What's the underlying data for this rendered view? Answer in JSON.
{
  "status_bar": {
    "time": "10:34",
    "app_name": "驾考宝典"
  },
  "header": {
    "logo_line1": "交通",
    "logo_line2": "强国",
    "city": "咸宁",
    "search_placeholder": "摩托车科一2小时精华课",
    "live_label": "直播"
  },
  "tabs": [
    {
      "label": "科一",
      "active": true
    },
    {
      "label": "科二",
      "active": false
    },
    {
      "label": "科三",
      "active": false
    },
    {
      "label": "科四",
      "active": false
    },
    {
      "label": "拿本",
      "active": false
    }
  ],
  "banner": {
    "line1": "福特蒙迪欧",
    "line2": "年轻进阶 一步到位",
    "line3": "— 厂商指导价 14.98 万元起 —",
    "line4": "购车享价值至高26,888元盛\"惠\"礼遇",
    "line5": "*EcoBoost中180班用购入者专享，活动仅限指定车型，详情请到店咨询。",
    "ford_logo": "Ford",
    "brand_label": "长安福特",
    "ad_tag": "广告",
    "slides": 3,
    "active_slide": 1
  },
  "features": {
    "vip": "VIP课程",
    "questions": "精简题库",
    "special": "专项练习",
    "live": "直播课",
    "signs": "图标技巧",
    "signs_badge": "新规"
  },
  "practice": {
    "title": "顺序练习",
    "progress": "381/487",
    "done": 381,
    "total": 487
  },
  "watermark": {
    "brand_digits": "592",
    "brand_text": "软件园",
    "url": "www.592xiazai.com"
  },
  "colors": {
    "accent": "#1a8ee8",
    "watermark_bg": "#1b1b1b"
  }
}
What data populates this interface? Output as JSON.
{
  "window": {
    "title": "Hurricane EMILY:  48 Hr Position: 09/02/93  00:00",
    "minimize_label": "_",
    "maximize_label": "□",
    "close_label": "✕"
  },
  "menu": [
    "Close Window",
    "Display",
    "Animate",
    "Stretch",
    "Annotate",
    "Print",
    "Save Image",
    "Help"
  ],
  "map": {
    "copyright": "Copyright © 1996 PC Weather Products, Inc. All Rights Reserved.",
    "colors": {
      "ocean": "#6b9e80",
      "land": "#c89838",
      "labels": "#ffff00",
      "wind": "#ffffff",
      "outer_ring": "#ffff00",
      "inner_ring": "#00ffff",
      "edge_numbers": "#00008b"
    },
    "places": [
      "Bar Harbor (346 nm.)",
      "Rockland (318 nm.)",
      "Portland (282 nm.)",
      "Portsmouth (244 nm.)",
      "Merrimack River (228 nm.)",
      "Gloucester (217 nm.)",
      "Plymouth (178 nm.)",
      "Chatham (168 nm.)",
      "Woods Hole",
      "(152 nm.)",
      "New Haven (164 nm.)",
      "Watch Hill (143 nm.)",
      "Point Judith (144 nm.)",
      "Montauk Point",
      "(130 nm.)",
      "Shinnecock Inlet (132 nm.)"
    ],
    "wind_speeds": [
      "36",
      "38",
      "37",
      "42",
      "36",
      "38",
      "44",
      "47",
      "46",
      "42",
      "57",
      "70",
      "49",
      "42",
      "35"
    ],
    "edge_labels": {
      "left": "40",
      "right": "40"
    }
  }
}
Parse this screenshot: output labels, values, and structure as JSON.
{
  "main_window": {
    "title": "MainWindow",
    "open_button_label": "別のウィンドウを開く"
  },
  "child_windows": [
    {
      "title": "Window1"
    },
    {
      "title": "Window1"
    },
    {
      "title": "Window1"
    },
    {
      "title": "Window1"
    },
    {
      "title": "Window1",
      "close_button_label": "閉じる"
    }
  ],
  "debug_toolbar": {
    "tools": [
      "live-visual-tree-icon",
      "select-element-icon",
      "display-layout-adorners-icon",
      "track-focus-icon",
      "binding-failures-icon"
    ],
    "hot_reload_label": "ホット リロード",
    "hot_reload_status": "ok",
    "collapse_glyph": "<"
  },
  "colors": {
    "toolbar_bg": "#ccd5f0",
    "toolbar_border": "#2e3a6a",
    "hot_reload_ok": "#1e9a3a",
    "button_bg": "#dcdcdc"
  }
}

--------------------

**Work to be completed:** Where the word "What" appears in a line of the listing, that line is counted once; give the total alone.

**Result:** 2